··· Data under study

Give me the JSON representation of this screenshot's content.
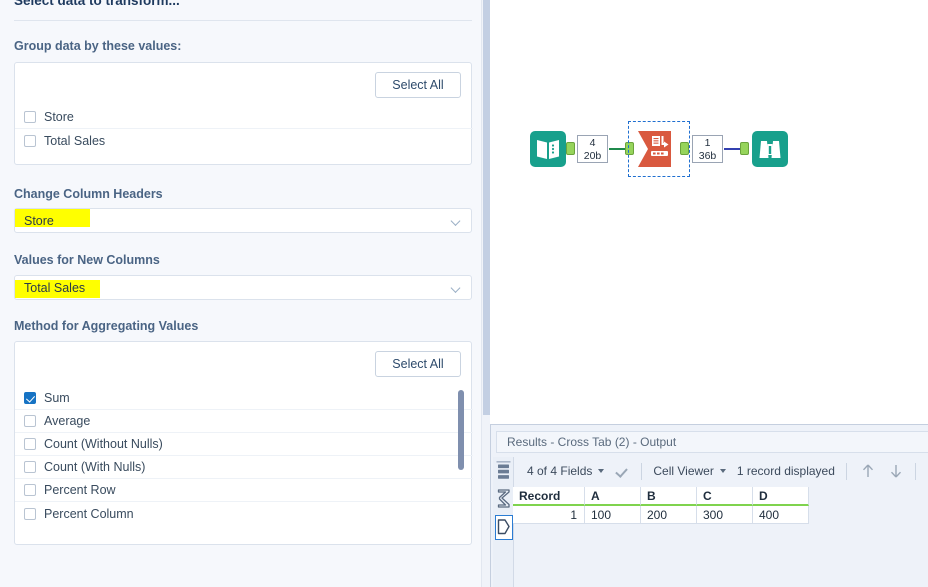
{
  "config_panel": {
    "title": "Select data to transform...",
    "group_section": {
      "label": "Group data by these values:",
      "select_all": "Select All",
      "fields": [
        {
          "label": "Store",
          "checked": false
        },
        {
          "label": "Total Sales",
          "checked": false
        }
      ]
    },
    "change_headers": {
      "label": "Change Column Headers",
      "value": "Store",
      "highlighted": true
    },
    "values_new_columns": {
      "label": "Values for New Columns",
      "value": "Total Sales",
      "highlighted": true
    },
    "aggregation": {
      "label": "Method for Aggregating Values",
      "select_all": "Select All",
      "methods": [
        {
          "label": "Sum",
          "checked": true
        },
        {
          "label": "Average",
          "checked": false
        },
        {
          "label": "Count (Without Nulls)",
          "checked": false
        },
        {
          "label": "Count (With Nulls)",
          "checked": false
        },
        {
          "label": "Percent Row",
          "checked": false
        },
        {
          "label": "Percent Column",
          "checked": false
        }
      ]
    }
  },
  "canvas": {
    "tools": [
      {
        "name": "input-data-tool",
        "icon": "book-icon",
        "color": "#18a08c"
      },
      {
        "name": "cross-tab-tool",
        "icon": "cross-tab-icon",
        "color": "#d9593f",
        "selected": true
      },
      {
        "name": "browse-tool",
        "icon": "binoculars-icon",
        "color": "#18a08c"
      }
    ],
    "connections": [
      {
        "records": "4",
        "size": "20b"
      },
      {
        "records": "1",
        "size": "36b"
      }
    ]
  },
  "results": {
    "title": "Results - Cross Tab (2) - Output",
    "toolbar": {
      "fields": "4 of 4 Fields",
      "viewer": "Cell Viewer",
      "record_count": "1 record displayed"
    },
    "rail_icons": [
      "table-rows-icon",
      "sigma-summary-icon",
      "data-shape-icon"
    ],
    "table": {
      "headers": [
        "Record",
        "A",
        "B",
        "C",
        "D"
      ],
      "rows": [
        [
          "1",
          "100",
          "200",
          "300",
          "400"
        ]
      ]
    }
  },
  "colors": {
    "highlight": "#ffff00",
    "accent_blue": "#1673c4",
    "tool_teal": "#18a08c",
    "tool_orange": "#d9593f",
    "header_underline": "#7fd34e"
  }
}
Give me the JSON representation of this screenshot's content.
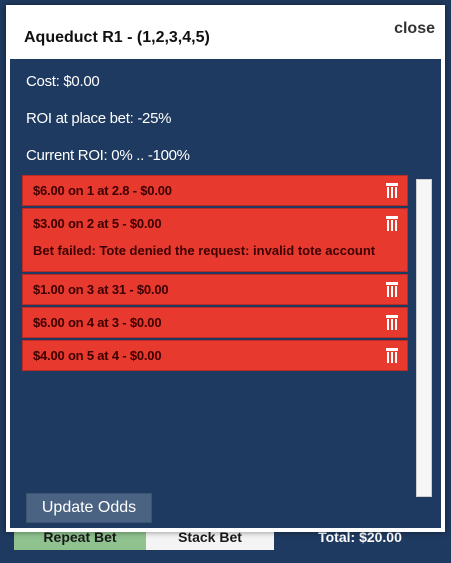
{
  "background_bar": {
    "repeat_label": "Repeat Bet",
    "stack_label": "Stack Bet",
    "total_label": "Total: $20.00"
  },
  "popup": {
    "title": "Aqueduct R1 - (1,2,3,4,5)",
    "close_label": "close"
  },
  "stats": {
    "cost": "Cost: $0.00",
    "roi_place": "ROI at place bet: -25%",
    "roi_current": "Current ROI: 0% .. -100%"
  },
  "bets": [
    {
      "text": "$6.00 on 1 at 2.8 - $0.00",
      "icon": "trash-icon"
    },
    {
      "text": "$3.00 on 2 at 5 - $0.00",
      "icon": "trash-icon",
      "error": "Bet failed: Tote denied the request: invalid tote account"
    },
    {
      "text": "$1.00 on 3 at 31 - $0.00",
      "icon": "trash-icon"
    },
    {
      "text": "$6.00 on 4 at 3 - $0.00",
      "icon": "trash-icon"
    },
    {
      "text": "$4.00 on 5 at 4 - $0.00",
      "icon": "trash-icon"
    }
  ],
  "update_button_label": "Update Odds",
  "colors": {
    "popup_bg": "#1f3a60",
    "bet_bg": "#e8392f",
    "bet_text": "#3d0000",
    "button_bg": "#4a6383"
  }
}
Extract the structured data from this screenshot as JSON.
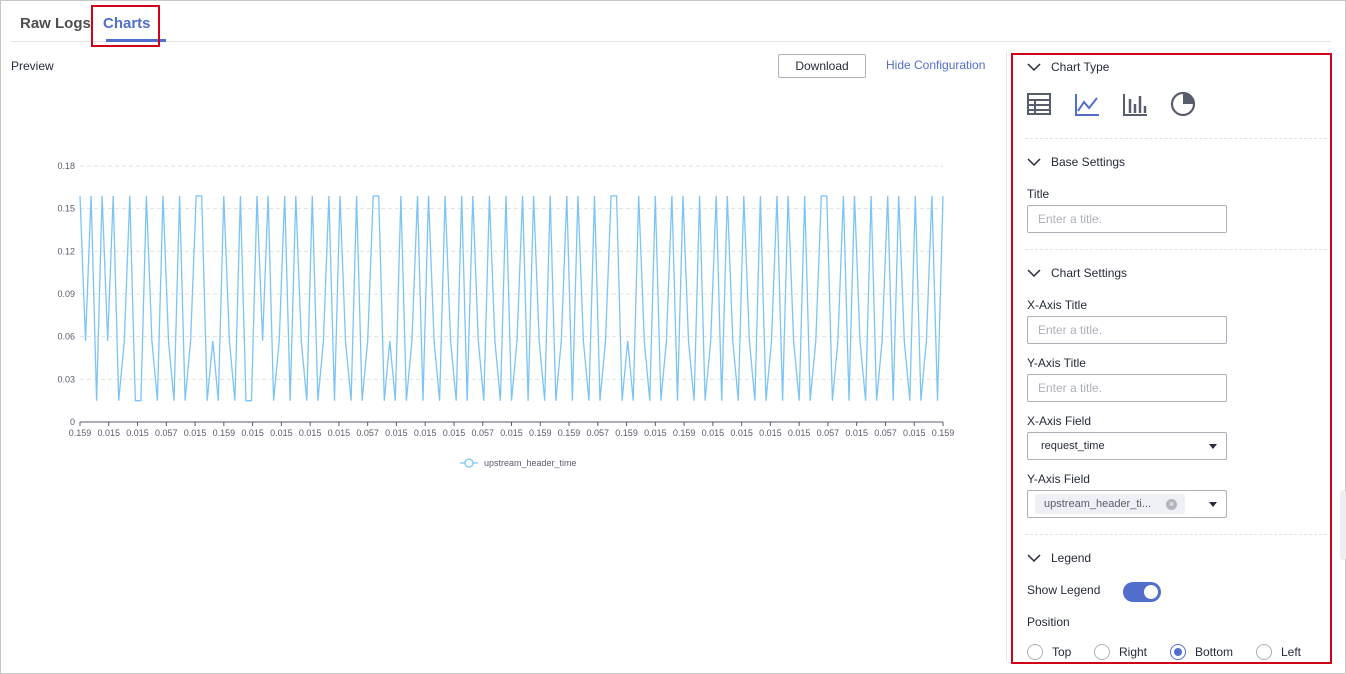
{
  "tabs": [
    {
      "label": "Raw Logs",
      "active": false
    },
    {
      "label": "Charts",
      "active": true
    }
  ],
  "preview": {
    "label": "Preview",
    "download_label": "Download",
    "hide_config_label": "Hide Configuration"
  },
  "colors": {
    "accent": "#526ecc",
    "line": "#7cc4f5",
    "highlight": "#d0021b"
  },
  "chart_data": {
    "type": "line",
    "title": "",
    "xlabel": "",
    "ylabel": "",
    "ylim": [
      0,
      0.18
    ],
    "yticks": [
      "0",
      "0.03",
      "0.06",
      "0.09",
      "0.12",
      "0.15",
      "0.18"
    ],
    "xtick_labels": [
      "0.159",
      "0.015",
      "0.015",
      "0.057",
      "0.015",
      "0.159",
      "0.015",
      "0.015",
      "0.015",
      "0.015",
      "0.057",
      "0.015",
      "0.015",
      "0.015",
      "0.057",
      "0.015",
      "0.159",
      "0.159",
      "0.057",
      "0.159",
      "0.015",
      "0.159",
      "0.015",
      "0.015",
      "0.015",
      "0.015",
      "0.057",
      "0.015",
      "0.057",
      "0.015",
      "0.159"
    ],
    "grid": true,
    "legend_position": "bottom",
    "series": [
      {
        "name": "upstream_header_time",
        "values": [
          0.159,
          0.057,
          0.159,
          0.015,
          0.159,
          0.057,
          0.159,
          0.015,
          0.057,
          0.159,
          0.015,
          0.015,
          0.159,
          0.057,
          0.015,
          0.159,
          0.057,
          0.015,
          0.159,
          0.015,
          0.057,
          0.159,
          0.159,
          0.015,
          0.057,
          0.015,
          0.159,
          0.057,
          0.015,
          0.159,
          0.015,
          0.015,
          0.159,
          0.057,
          0.159,
          0.015,
          0.057,
          0.159,
          0.015,
          0.159,
          0.057,
          0.015,
          0.159,
          0.015,
          0.057,
          0.159,
          0.015,
          0.159,
          0.057,
          0.015,
          0.159,
          0.015,
          0.057,
          0.159,
          0.159,
          0.015,
          0.057,
          0.015,
          0.159,
          0.015,
          0.057,
          0.159,
          0.015,
          0.159,
          0.057,
          0.015,
          0.159,
          0.057,
          0.015,
          0.159,
          0.015,
          0.159,
          0.057,
          0.015,
          0.159,
          0.057,
          0.015,
          0.159,
          0.015,
          0.057,
          0.159,
          0.015,
          0.159,
          0.057,
          0.015,
          0.159,
          0.015,
          0.057,
          0.159,
          0.015,
          0.159,
          0.057,
          0.015,
          0.159,
          0.015,
          0.057,
          0.159,
          0.159,
          0.015,
          0.057,
          0.015,
          0.159,
          0.057,
          0.015,
          0.159,
          0.015,
          0.057,
          0.159,
          0.015,
          0.159,
          0.057,
          0.015,
          0.159,
          0.015,
          0.057,
          0.159,
          0.015,
          0.159,
          0.057,
          0.015,
          0.159,
          0.057,
          0.015,
          0.159,
          0.015,
          0.057,
          0.159,
          0.015,
          0.159,
          0.057,
          0.015,
          0.159,
          0.015,
          0.057,
          0.159,
          0.159,
          0.015,
          0.057,
          0.159,
          0.015,
          0.159,
          0.057,
          0.015,
          0.159,
          0.015,
          0.057,
          0.159,
          0.015,
          0.159,
          0.057,
          0.015,
          0.159,
          0.015,
          0.057,
          0.159,
          0.015,
          0.159
        ]
      }
    ]
  },
  "config": {
    "chart_type": {
      "heading": "Chart Type",
      "icons": [
        {
          "name": "table-icon",
          "active": false
        },
        {
          "name": "line-chart-icon",
          "active": true
        },
        {
          "name": "bar-chart-icon",
          "active": false
        },
        {
          "name": "pie-chart-icon",
          "active": false
        }
      ]
    },
    "base_settings": {
      "heading": "Base Settings",
      "title_label": "Title",
      "title_placeholder": "Enter a title."
    },
    "chart_settings": {
      "heading": "Chart Settings",
      "x_axis_title_label": "X-Axis Title",
      "x_axis_title_placeholder": "Enter a title.",
      "y_axis_title_label": "Y-Axis Title",
      "y_axis_title_placeholder": "Enter a title.",
      "x_axis_field_label": "X-Axis Field",
      "x_axis_field_value": "request_time",
      "y_axis_field_label": "Y-Axis Field",
      "y_axis_field_value": "upstream_header_ti..."
    },
    "legend": {
      "heading": "Legend",
      "show_legend_label": "Show Legend",
      "show_legend_on": true,
      "position_label": "Position",
      "positions": [
        "Top",
        "Right",
        "Bottom",
        "Left"
      ],
      "selected_position": "Bottom"
    }
  }
}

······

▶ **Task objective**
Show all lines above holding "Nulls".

▶ **Task result**
          "label": "Count (Without Nulls)",
          "label": "Count (With Nulls)",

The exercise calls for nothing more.